__What to produce__:
Your reply should be one number: how many lines of the material contain the word "Pose".
*** Opening Records shown ***
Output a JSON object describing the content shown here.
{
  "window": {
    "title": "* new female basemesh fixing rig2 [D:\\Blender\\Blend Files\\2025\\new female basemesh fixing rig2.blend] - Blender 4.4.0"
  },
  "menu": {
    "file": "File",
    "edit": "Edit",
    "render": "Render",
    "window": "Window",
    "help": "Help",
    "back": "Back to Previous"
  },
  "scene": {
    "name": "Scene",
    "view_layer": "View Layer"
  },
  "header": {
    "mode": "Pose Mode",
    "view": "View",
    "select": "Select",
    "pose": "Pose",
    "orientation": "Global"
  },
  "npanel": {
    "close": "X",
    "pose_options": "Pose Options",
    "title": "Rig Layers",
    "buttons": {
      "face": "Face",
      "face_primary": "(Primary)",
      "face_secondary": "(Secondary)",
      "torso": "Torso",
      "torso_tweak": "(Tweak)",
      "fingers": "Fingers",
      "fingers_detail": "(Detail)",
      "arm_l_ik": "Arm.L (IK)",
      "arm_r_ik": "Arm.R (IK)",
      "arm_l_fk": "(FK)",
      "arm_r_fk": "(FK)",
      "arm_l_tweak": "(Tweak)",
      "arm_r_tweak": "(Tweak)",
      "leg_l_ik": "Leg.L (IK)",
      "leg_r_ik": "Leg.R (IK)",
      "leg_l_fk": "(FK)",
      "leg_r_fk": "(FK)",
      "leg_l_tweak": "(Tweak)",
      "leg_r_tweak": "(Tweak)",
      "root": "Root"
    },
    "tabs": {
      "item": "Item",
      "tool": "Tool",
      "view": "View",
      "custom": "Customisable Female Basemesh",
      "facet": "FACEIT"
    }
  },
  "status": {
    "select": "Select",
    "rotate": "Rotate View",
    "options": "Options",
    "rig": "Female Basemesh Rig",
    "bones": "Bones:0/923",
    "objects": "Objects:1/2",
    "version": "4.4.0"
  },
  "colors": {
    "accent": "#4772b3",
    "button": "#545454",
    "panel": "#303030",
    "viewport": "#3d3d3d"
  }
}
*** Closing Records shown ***
__Solution for this problem__:
3